Dataset records START

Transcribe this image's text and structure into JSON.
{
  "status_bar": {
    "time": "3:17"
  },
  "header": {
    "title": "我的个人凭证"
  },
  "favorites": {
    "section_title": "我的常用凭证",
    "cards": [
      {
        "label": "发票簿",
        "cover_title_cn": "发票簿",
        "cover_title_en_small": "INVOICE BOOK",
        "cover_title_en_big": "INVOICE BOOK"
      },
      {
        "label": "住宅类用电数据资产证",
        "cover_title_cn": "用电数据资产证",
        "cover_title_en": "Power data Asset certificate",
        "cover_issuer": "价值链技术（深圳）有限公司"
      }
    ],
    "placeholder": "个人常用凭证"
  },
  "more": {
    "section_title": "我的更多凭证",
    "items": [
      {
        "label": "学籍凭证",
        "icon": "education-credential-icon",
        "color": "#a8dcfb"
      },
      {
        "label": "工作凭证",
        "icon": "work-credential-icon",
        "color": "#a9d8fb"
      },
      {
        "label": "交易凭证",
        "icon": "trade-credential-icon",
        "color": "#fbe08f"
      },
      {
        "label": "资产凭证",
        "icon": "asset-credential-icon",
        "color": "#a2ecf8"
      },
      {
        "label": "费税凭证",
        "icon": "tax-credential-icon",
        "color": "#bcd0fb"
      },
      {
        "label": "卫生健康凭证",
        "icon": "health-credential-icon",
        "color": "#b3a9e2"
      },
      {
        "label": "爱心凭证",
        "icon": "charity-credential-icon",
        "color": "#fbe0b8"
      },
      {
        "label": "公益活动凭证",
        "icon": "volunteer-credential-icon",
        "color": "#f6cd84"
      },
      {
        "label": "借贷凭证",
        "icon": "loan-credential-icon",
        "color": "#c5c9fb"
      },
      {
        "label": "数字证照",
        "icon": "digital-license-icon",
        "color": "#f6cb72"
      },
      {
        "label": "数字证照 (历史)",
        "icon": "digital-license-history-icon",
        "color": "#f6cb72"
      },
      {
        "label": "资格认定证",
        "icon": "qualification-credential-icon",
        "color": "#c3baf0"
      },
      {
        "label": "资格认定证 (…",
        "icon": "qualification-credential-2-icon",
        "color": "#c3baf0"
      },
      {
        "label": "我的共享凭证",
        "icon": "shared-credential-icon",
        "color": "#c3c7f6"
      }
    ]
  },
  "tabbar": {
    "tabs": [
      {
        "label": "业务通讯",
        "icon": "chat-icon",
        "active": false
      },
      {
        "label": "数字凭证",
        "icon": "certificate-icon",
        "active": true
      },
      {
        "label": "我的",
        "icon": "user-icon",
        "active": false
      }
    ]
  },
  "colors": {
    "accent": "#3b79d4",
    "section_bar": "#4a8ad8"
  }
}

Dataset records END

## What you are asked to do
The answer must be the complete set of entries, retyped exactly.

## Answer box
Transcribe this image's text and structure into JSON.
{
  "status_bar": {
    "time": "3:17"
  },
  "header": {
    "title": "我的个人凭证"
  },
  "favorites": {
    "section_title": "我的常用凭证",
    "cards": [
      {
        "label": "发票簿",
        "cover_title_cn": "发票簿",
        "cover_title_en_small": "INVOICE BOOK",
        "cover_title_en_big": "INVOICE BOOK"
      },
      {
        "label": "住宅类用电数据资产证",
        "cover_title_cn": "用电数据资产证",
        "cover_title_en": "Power data Asset certificate",
        "cover_issuer": "价值链技术（深圳）有限公司"
      }
    ],
    "placeholder": "个人常用凭证"
  },
  "more": {
    "section_title": "我的更多凭证",
    "items": [
      {
        "label": "学籍凭证",
        "icon": "education-credential-icon",
        "color": "#a8dcfb"
      },
      {
        "label": "工作凭证",
        "icon": "work-credential-icon",
        "color": "#a9d8fb"
      },
      {
        "label": "交易凭证",
        "icon": "trade-credential-icon",
        "color": "#fbe08f"
      },
      {
        "label": "资产凭证",
        "icon": "asset-credential-icon",
        "color": "#a2ecf8"
      },
      {
        "label": "费税凭证",
        "icon": "tax-credential-icon",
        "color": "#bcd0fb"
      },
      {
        "label": "卫生健康凭证",
        "icon": "health-credential-icon",
        "color": "#b3a9e2"
      },
      {
        "label": "爱心凭证",
        "icon": "charity-credential-icon",
        "color": "#fbe0b8"
      },
      {
        "label": "公益活动凭证",
        "icon": "volunteer-credential-icon",
        "color": "#f6cd84"
      },
      {
        "label": "借贷凭证",
        "icon": "loan-credential-icon",
        "color": "#c5c9fb"
      },
      {
        "label": "数字证照",
        "icon": "digital-license-icon",
        "color": "#f6cb72"
      },
      {
        "label": "数字证照 (历史)",
        "icon": "digital-license-history-icon",
        "color": "#f6cb72"
      },
      {
        "label": "资格认定证",
        "icon": "qualification-credential-icon",
        "color": "#c3baf0"
      },
      {
        "label": "资格认定证 (…",
        "icon": "qualification-credential-2-icon",
        "color": "#c3baf0"
      },
      {
        "label": "我的共享凭证",
        "icon": "shared-credential-icon",
        "color": "#c3c7f6"
      }
    ]
  },
  "tabbar": {
    "tabs": [
      {
        "label": "业务通讯",
        "icon": "chat-icon",
        "active": false
      },
      {
        "label": "数字凭证",
        "icon": "certificate-icon",
        "active": true
      },
      {
        "label": "我的",
        "icon": "user-icon",
        "active": false
      }
    ]
  },
  "colors": {
    "accent": "#3b79d4",
    "section_bar": "#4a8ad8"
  }
}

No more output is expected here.